Gambling is an activity that involves risking something of value (money, property or possessions) on an event that has a certain amount of randomness or chance. It can be done in many different ways, including betting on sports events or elections and playing card games or casino games. It also includes lottery games and scratch cards.

People gamble because they enjoy the thrill of winning and the feeling of being in control. They can also become addicted to gambling because of the chemical changes that happen in the brain when they gamble. These changes can lead to compulsive behaviors and the need to gamble more and more in order to feel the same pleasure.

Gambling can be harmful, especially for people who have a gambling disorder. It can affect their family, work and relationships. It can also cause financial problems and even bankruptcy. According to the Diagnostic and Statistical Manual of Mental Disorders, pathological gambling is an addiction that is similar to substance abuse and should be treated in the same way.

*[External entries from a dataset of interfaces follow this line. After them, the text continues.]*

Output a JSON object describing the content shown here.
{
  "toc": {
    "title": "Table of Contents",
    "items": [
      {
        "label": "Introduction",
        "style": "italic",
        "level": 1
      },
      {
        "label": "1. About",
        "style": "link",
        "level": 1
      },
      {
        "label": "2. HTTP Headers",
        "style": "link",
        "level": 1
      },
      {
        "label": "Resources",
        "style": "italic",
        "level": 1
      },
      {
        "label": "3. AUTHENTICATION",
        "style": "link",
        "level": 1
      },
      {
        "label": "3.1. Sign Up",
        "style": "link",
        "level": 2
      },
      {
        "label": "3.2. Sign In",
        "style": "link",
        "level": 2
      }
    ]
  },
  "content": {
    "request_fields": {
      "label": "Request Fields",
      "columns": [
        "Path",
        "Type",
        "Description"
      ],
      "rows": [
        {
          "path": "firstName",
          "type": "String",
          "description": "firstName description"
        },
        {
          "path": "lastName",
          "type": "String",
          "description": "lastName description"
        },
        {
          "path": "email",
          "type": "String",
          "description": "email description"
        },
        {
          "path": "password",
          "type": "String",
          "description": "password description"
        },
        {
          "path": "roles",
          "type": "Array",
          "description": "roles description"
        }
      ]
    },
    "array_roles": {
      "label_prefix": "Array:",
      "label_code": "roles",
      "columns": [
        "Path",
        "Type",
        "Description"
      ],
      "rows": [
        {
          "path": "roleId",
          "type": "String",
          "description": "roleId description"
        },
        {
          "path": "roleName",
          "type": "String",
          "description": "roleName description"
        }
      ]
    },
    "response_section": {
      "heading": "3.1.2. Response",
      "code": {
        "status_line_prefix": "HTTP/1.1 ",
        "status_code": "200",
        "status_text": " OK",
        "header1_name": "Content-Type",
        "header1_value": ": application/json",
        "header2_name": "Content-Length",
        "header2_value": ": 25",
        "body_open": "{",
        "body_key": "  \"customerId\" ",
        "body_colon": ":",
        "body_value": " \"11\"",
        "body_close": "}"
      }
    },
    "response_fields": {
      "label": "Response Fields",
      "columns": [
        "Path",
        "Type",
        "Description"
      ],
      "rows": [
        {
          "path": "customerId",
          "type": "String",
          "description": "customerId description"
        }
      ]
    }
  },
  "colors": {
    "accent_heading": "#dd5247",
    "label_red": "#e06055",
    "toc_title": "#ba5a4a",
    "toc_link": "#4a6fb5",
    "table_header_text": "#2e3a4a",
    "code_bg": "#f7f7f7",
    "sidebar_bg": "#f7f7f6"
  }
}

Many people have no problem with gambling, but for others it is a serious problem. It’s important to know the signs and symptoms of gambling disorder so you can get help before it’s too late. There are several treatment options available for people with gambling disorders, including counselling, group therapy and medication.

Some people become addicted to gambling because of factors like an early big win, a false sense of control, boredom susceptibility, impulsivity, the use of escape coping and depression. Other reasons include a desire for social interaction and the media’s portrayal of gambling as fun, sexy and glamorous.

A major problem with gambling is that people tend to overestimate their chances of winning. This is because they remember a time when they won, or they see other people on TV or at the casino having success. This can lead to a vicious cycle of losing and then trying to make back the money they lost, which only leads to more losses.

Another issue is that some people are more prone to gambling addiction than others. This is because some people have genetic or biological predispositions to gamble. In addition, they may have a history of psychological or emotional trauma that makes them more vulnerable to gambling addiction.

The best way to prevent a gambling problem is to set limits for yourself and stick to them. For example, you should never use money that you need for other expenses to gamble. You should also remove your credit and debit cards from your computer and phone so you can’t autofill on gambling sites. Lastly, you should avoid alcohol and other drugs when gambling, as these can interfere with the brain’s reward system.